▸ Action item:
Answer with a number only, giving how many lines in the data below include "true".

▸ Listed records:
========================================

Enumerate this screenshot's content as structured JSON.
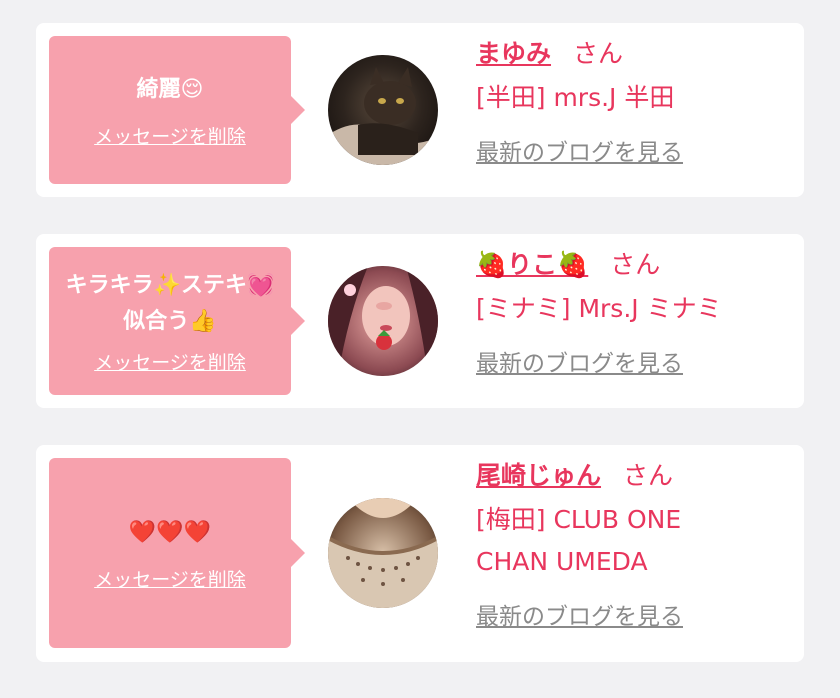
{
  "messages": [
    {
      "text": "綺麗😌",
      "delete_label": "メッセージを削除",
      "name": "まゆみ",
      "honorific": "さん",
      "shop_line1": "[半田] mrs.J 半田",
      "shop_line2": "",
      "blog_label": "最新のブログを見る"
    },
    {
      "text": "キラキラ✨ステキ💓似合う👍",
      "delete_label": "メッセージを削除",
      "name": "🍓りこ🍓",
      "honorific": "さん",
      "shop_line1": "[ミナミ] Mrs.J ミナミ",
      "shop_line2": "",
      "blog_label": "最新のブログを見る"
    },
    {
      "text": "❤️❤️❤️",
      "delete_label": "メッセージを削除",
      "name": "尾崎じゅん",
      "honorific": "さん",
      "shop_line1": "[梅田] CLUB ONE",
      "shop_line2": "CHAN UMEDA",
      "blog_label": "最新のブログを見る"
    }
  ],
  "colors": {
    "bubble": "#f7a1ad",
    "accent": "#e8365d",
    "link_gray": "#8a8a8a",
    "background": "#f1f1f3"
  }
}
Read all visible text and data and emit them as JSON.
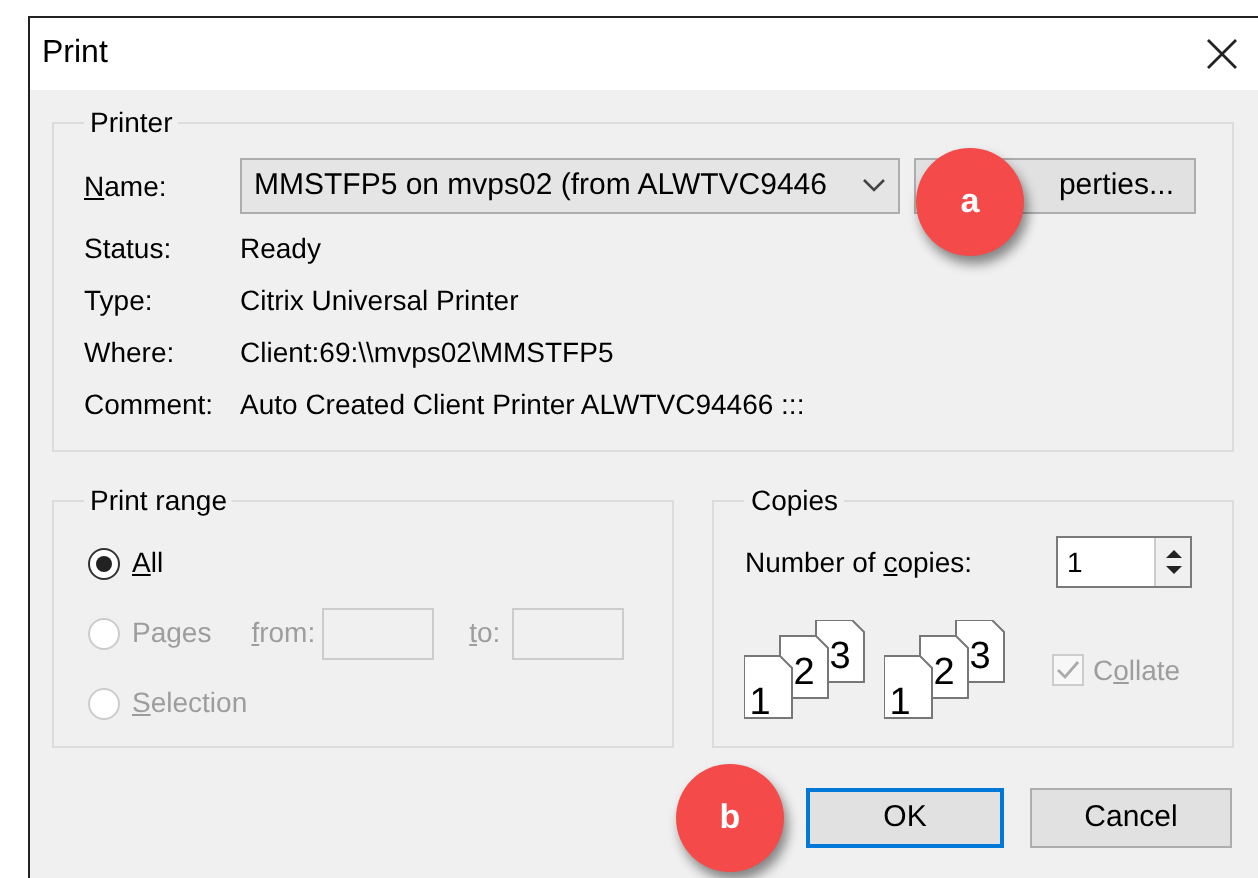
{
  "window": {
    "title": "Print"
  },
  "printer": {
    "title": "Printer",
    "name_label": {
      "key": "N",
      "post": "ame:"
    },
    "name_value": "MMSTFP5 on mvps02 (from ALWTVC9446",
    "properties_button": "perties...",
    "details": [
      {
        "label": "Status:",
        "value": "Ready"
      },
      {
        "label": "Type:",
        "value": "Citrix Universal Printer"
      },
      {
        "label": "Where:",
        "value": "Client:69:\\\\mvps02\\MMSTFP5"
      },
      {
        "label": "Comment:",
        "value": "Auto Created Client Printer ALWTVC94466 :::"
      }
    ]
  },
  "print_range": {
    "title": "Print range",
    "options": [
      {
        "kind": "all",
        "label": {
          "key": "A",
          "post": "ll"
        },
        "selected": true,
        "disabled": false
      },
      {
        "kind": "pages",
        "label": {
          "pre": "Pa",
          "key": "g",
          "post": "es"
        },
        "selected": false,
        "disabled": true
      },
      {
        "kind": "selection",
        "label": {
          "key": "S",
          "post": "election"
        },
        "selected": false,
        "disabled": true
      }
    ],
    "from_label": {
      "key": "f",
      "post": "rom:"
    },
    "to_label": {
      "key": "t",
      "post": "o:"
    }
  },
  "copies": {
    "title": "Copies",
    "count_label": {
      "pre": "Number of ",
      "key": "c",
      "post": "opies:"
    },
    "count": "1",
    "collate_stacks": [
      [
        "1",
        "2",
        "3"
      ],
      [
        "1",
        "2",
        "3"
      ]
    ],
    "collate": {
      "label": {
        "pre": "C",
        "key": "o",
        "post": "llate"
      },
      "checked": true,
      "disabled": true
    }
  },
  "buttons": [
    {
      "label": "OK",
      "default": true
    },
    {
      "label": "Cancel",
      "default": false
    }
  ],
  "annotations": [
    {
      "label": "a"
    },
    {
      "label": "b"
    }
  ]
}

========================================

▸ Task result:
6